Nationwide bar rules governing all practicing attorneys in the United States also explicitly prohibit Mueller’s display during Wednesday’s press conference.
“The prosecutor in a criminal case shall … refrain from making extrajudicial comments that have a substantial likelihood of heightening public condemnation of the accused,” states Rule 3.8(f) of the American Bar Association’s rules of professional conduct.
Multiple federal agents and prosecutors reached out to The Federalist after Mueller’s press conference to express dismay at the former FBI director’s behavior.
“I’d have been crucified under this rule for a ‘not innocent’ comment about an uncharged party,” a former federal prosecutor told The Federalist. “I literally cannot fathom holding a press conference to say that an uncharged person was not innocent.”

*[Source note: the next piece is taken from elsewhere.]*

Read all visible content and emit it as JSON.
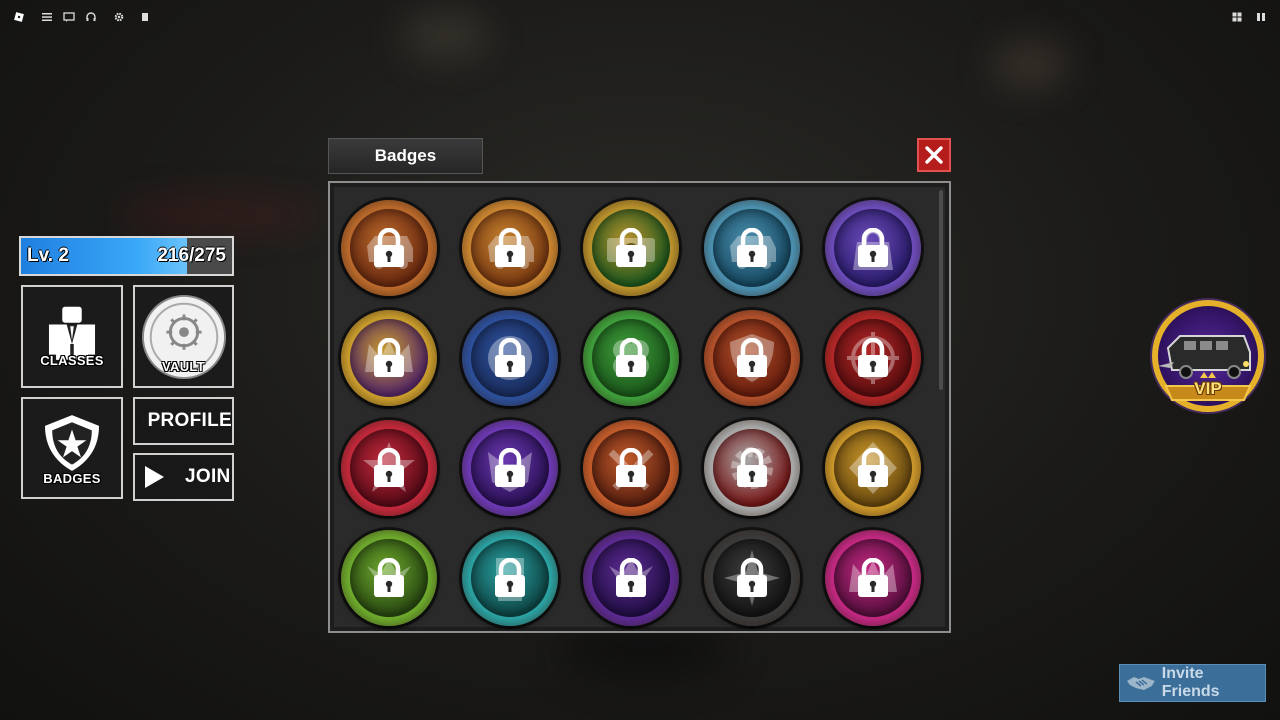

“I wish these former FBI directors would learn their lessons: keep your mouths shut unless you’re referring a case for prosecution,” Jeff Danik, a retired FBI supervisor, said during a phone interview with The Federalist on Wednesday.

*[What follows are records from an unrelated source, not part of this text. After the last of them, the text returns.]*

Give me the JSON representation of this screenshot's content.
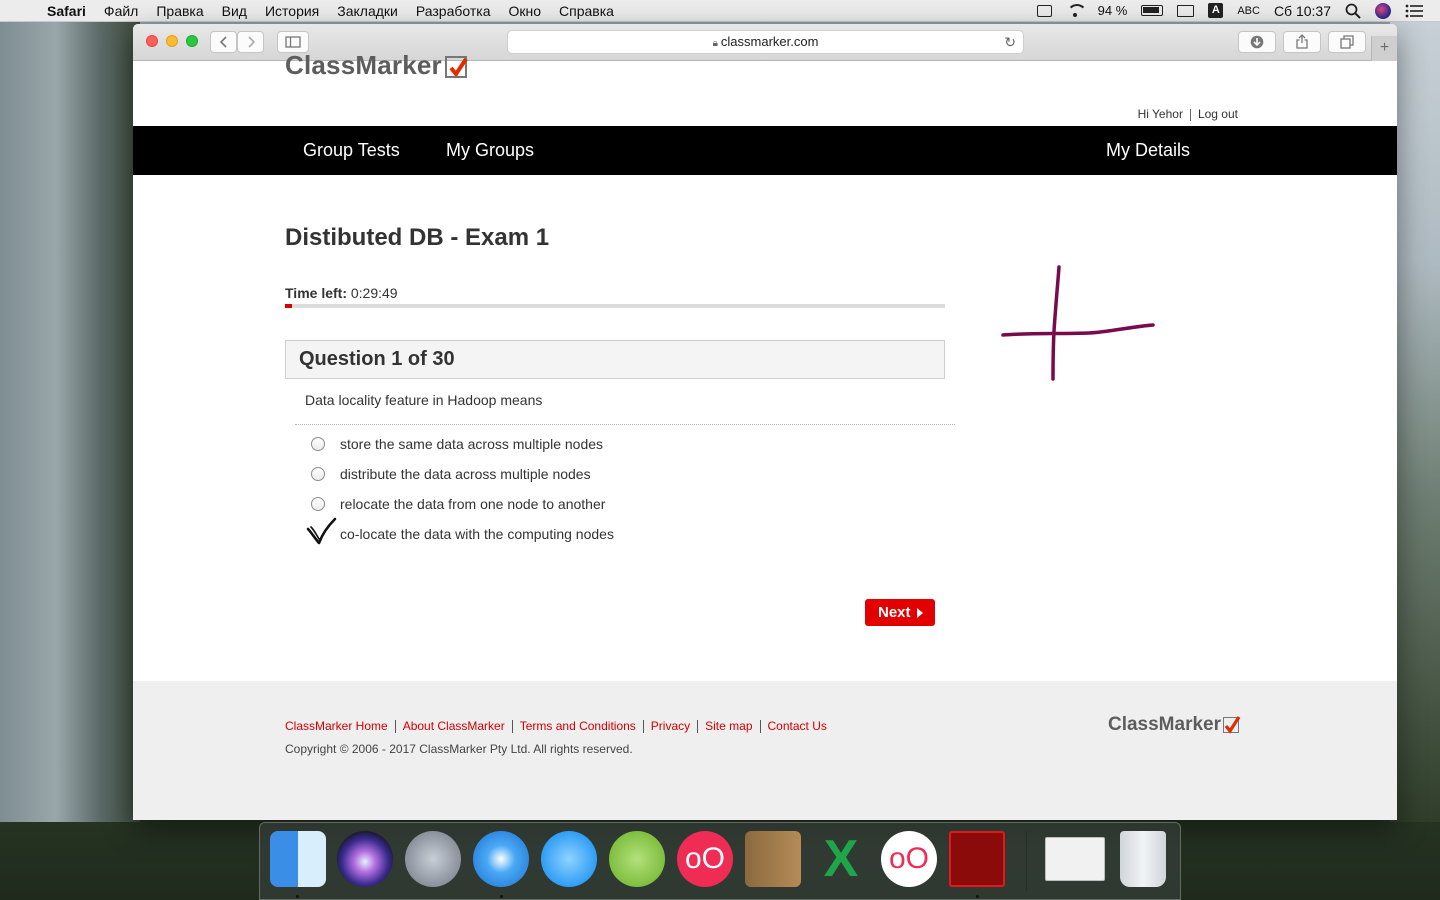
{
  "menubar": {
    "app_name": "Safari",
    "items": [
      "Файл",
      "Правка",
      "Вид",
      "История",
      "Закладки",
      "Разработка",
      "Окно",
      "Справка"
    ],
    "battery": "94 %",
    "input_source": "ABC",
    "input_badge": "A",
    "clock": "Сб 10:37"
  },
  "browser": {
    "url": "classmarker.com"
  },
  "header": {
    "logo": "ClassMarker",
    "greeting": "Hi Yehor",
    "logout": "Log out"
  },
  "nav": {
    "group_tests": "Group Tests",
    "my_groups": "My Groups",
    "my_details": "My Details"
  },
  "exam": {
    "title": "Distibuted DB - Exam 1",
    "time_left_label": "Time left:",
    "time_left_value": "0:29:49",
    "time_progress_fraction": 0.01,
    "question_header": "Question 1 of 30",
    "question_text": "Data locality feature in Hadoop means",
    "options": [
      "store the same data across multiple nodes",
      "distribute the data across multiple nodes",
      "relocate the data from one node to another",
      "co-locate the data with the computing nodes"
    ],
    "next_label": "Next"
  },
  "footer": {
    "links": [
      "ClassMarker Home",
      "About ClassMarker",
      "Terms and Conditions",
      "Privacy",
      "Site map",
      "Contact Us"
    ],
    "copyright": "Copyright © 2006 - 2017 ClassMarker Pty Ltd. All rights reserved.",
    "logo": "ClassMarker"
  },
  "colors": {
    "accent_red": "#e30000",
    "nav_bg": "#000000",
    "annotation_purple": "#7a0a4e"
  },
  "dock": {
    "apps": [
      "finder-icon",
      "siri-icon",
      "launchpad-icon",
      "safari-icon",
      "messages-icon",
      "android-studio-icon",
      "oo-red-icon",
      "contacts-icon",
      "excel-icon",
      "oo-white-icon",
      "acrobat-icon",
      "preview-window-icon",
      "trash-icon"
    ]
  }
}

Mueller’s performance made it clear for all to see that what he ran for the last two years wasn’t an independent investigation pursuant to the rule of law so much as an inquisition motivated by political animus. Mueller and his team refused to charge prominent Democrats for crimes he charged against Republicans. Paul Manafort was charged with unregistered lobbying for foreign governments, while Mueller left alone long-time Democrat donor Tony Podesta and former Obama White House Counsel Greg Craig.
George Papadopoulos and Michael Flynn were charged with making false statements to federal investigators, while Clinton campaign cronies Glenn Simpson and Christopher Steele’s false statements to Congress and the FBI were ignored. Trump’s nonexistent Russian connections were plumbed while a dubious Clinton campaign-funded dossier sourced directly to Russian officials was used as a prosecutorial roadmap rather than rock-solid evidence of actual campaign collusion with the Kremlin.

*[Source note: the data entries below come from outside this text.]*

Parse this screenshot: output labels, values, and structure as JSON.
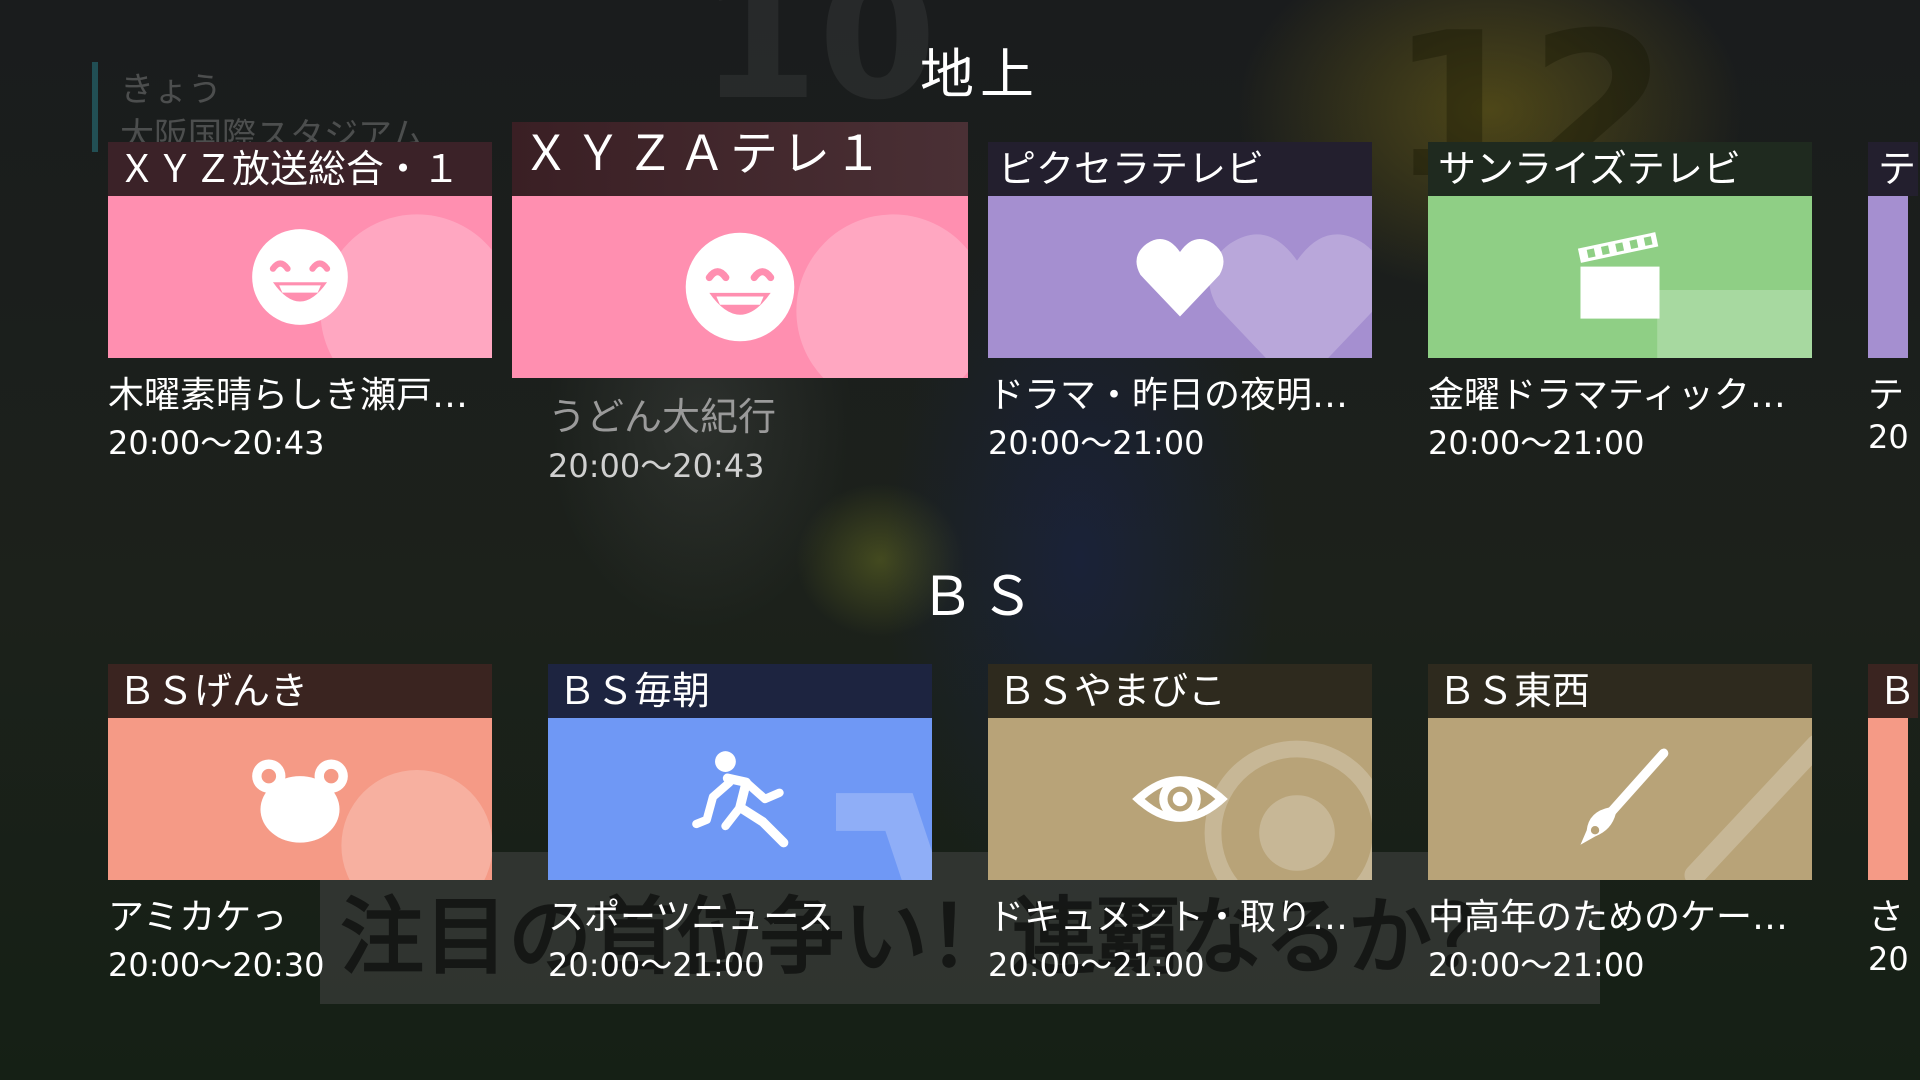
{
  "background": {
    "today_label": "きょう",
    "venue": "大阪国際スタジアム",
    "headline": "注目の首位争い！連覇なるか？"
  },
  "sections": [
    {
      "title": "地上",
      "channels": [
        {
          "name": "ＸＹＺ放送総合・１",
          "program": "木曜素晴らしき瀬戸…",
          "time": "20:00〜20:43",
          "icon": "smiley-icon",
          "color": "#ff8fb0",
          "header_bg": "#3b2228"
        },
        {
          "name": "ＸＹＺＡテレ１",
          "program": "うどん大紀行",
          "time": "20:00〜20:43",
          "icon": "smiley-icon",
          "color": "#ff8fb0",
          "header_bg": "#3b2228"
        },
        {
          "name": "ピクセラテレビ",
          "program": "ドラマ・昨日の夜明…",
          "time": "20:00〜21:00",
          "icon": "heart-icon",
          "color": "#a58fd0",
          "header_bg": "#231f2e"
        },
        {
          "name": "サンライズテレビ",
          "program": "金曜ドラマティック…",
          "time": "20:00〜21:00",
          "icon": "clapperboard-icon",
          "color": "#8fcf85",
          "header_bg": "#1f2a1f"
        },
        {
          "name": "テ",
          "program": "テ",
          "time": "20",
          "icon": "",
          "color": "#a58fd0",
          "header_bg": "#231f2e"
        }
      ]
    },
    {
      "title": "ＢＳ",
      "channels": [
        {
          "name": "ＢＳげんき",
          "program": "アミカケっ",
          "time": "20:00〜20:30",
          "icon": "bear-icon",
          "color": "#f59a86",
          "header_bg": "#3a2420"
        },
        {
          "name": "ＢＳ毎朝",
          "program": "スポーツニュース",
          "time": "20:00〜21:00",
          "icon": "runner-icon",
          "color": "#6f98f5",
          "header_bg": "#1d2440"
        },
        {
          "name": "ＢＳやまびこ",
          "program": "ドキュメント・取り…",
          "time": "20:00〜21:00",
          "icon": "eye-icon",
          "color": "#b8a378",
          "header_bg": "#2e2a1e"
        },
        {
          "name": "ＢＳ東西",
          "program": "中高年のためのケー…",
          "time": "20:00〜21:00",
          "icon": "brush-icon",
          "color": "#b8a378",
          "header_bg": "#2e2a1e"
        },
        {
          "name": "Ｂ",
          "program": "さ",
          "time": "20",
          "icon": "",
          "color": "#f59a86",
          "header_bg": "#3a2420"
        }
      ]
    }
  ]
}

Mueller claimed his report spoke for itself, then put together a completely unnecessary press conference more than a month after his report’s public release, in which he not just spoke for the report, but expounded on the new legal standards he created to govern its conclusions.
These are the actions not of an impartial and independent investigator, but of a scheming political operative. None of this is any surprise to anyone who has followed Mueller’s tenure in government. As FBI director, Mueller repeatedly misused and abused the authority granted to him by Congress.
Mueller and Comey utterly bungled the federal investigation into the 2001 Anthrax attacks, resulting in a $5.8 million judgment against the government after the two men falsely accused an innocent man of being behind the attacks.
Even after the court judgment against him, Mueller was defiant.
“I do not apologize for any aspect of the investigation,” Mueller said afterward. He then doubled down and said it would be wrong to say there were any mistakes in how he handled the investigation.
Then there was Mueller’s handling as FBI director of a case in which FBI agents framed innocent men of murders the FBI knew had been committed by their own informants. One of the innocent men died in prison awaiting justice for a crime he never committed.
Then, as special counsel to investigate Russian collusion during the 2016 campaign, Mueller promptly hired partisan Democrats to run his investigation. He tapped as investigators FBI personnel who openly discussed their hatred of Trump and his voters, as well as their plans to keep him out of office.
There’s no longer any doubt about who Robert Mueller is or why he conducted himself the way he did. As abominable as his press conference was, we should in many ways be thankful that Mueller so willingly displayed for all to see his disdain for basic rules of prosecutorial conduct, his total lack of self-awareness, and his naked desire to stick it to Trump.